Pottier won Bordeaux–Paris in 1903 before turning professional. He came second in Paris–Roubaix 1905 and Bordeaux–Paris 1905, then third in 1906’s Paris–Roubaix, before winning theTour de France in 1906.
He was considered the finest climber of the Tour. In the 1905 Tour de France he was first up the Ballon d’Alsace but lost the lead to Hippolyte Aucouturier after nails punctured his final spare tyre. He finished the stage only when Aucouturier gave him one of his spare tyres. Injury due to a fall on the next stage to Grenoble caused him to abandon.
The following year he took five stage wins out of thirteen and overall victory with 31 points. Again he was first up the Ballon d'Alsace but this time he stayed ahead, finishing as Dijon 48 minutes before his nearest competitor.
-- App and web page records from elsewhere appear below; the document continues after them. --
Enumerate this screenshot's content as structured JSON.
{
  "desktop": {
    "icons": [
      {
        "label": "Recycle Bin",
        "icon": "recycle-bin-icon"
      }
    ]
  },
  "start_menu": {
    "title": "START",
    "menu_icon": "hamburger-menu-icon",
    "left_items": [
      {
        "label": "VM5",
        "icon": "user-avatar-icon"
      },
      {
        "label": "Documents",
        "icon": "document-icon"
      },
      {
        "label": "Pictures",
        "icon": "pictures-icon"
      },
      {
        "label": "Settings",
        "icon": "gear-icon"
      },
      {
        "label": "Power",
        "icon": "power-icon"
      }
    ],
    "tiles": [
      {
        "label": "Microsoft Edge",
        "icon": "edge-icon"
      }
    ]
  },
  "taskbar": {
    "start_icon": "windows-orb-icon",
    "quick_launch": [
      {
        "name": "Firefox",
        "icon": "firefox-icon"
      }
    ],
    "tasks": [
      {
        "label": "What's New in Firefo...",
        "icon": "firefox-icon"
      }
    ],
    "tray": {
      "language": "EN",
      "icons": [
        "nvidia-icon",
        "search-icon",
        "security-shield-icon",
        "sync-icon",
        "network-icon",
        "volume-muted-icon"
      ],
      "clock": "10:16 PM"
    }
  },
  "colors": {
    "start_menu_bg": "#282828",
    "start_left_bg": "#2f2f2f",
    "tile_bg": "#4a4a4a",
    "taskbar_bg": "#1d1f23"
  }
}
He also won in Grenoble by fifteen minutes and at Nice by 26 minutes. He completed the 2,824.75 miles in 189 hours, 34 minutes at an average 14.90 mph.
In September 1906 he won the Bol d'Or 24 hour cycle race at the Buffalo Velodrome in Paris with 574.95 miles.
On 25 January 1907 he committed suicide by hanging himself on his bike hook after hearing his wife had found a lover while he was away at the Tour.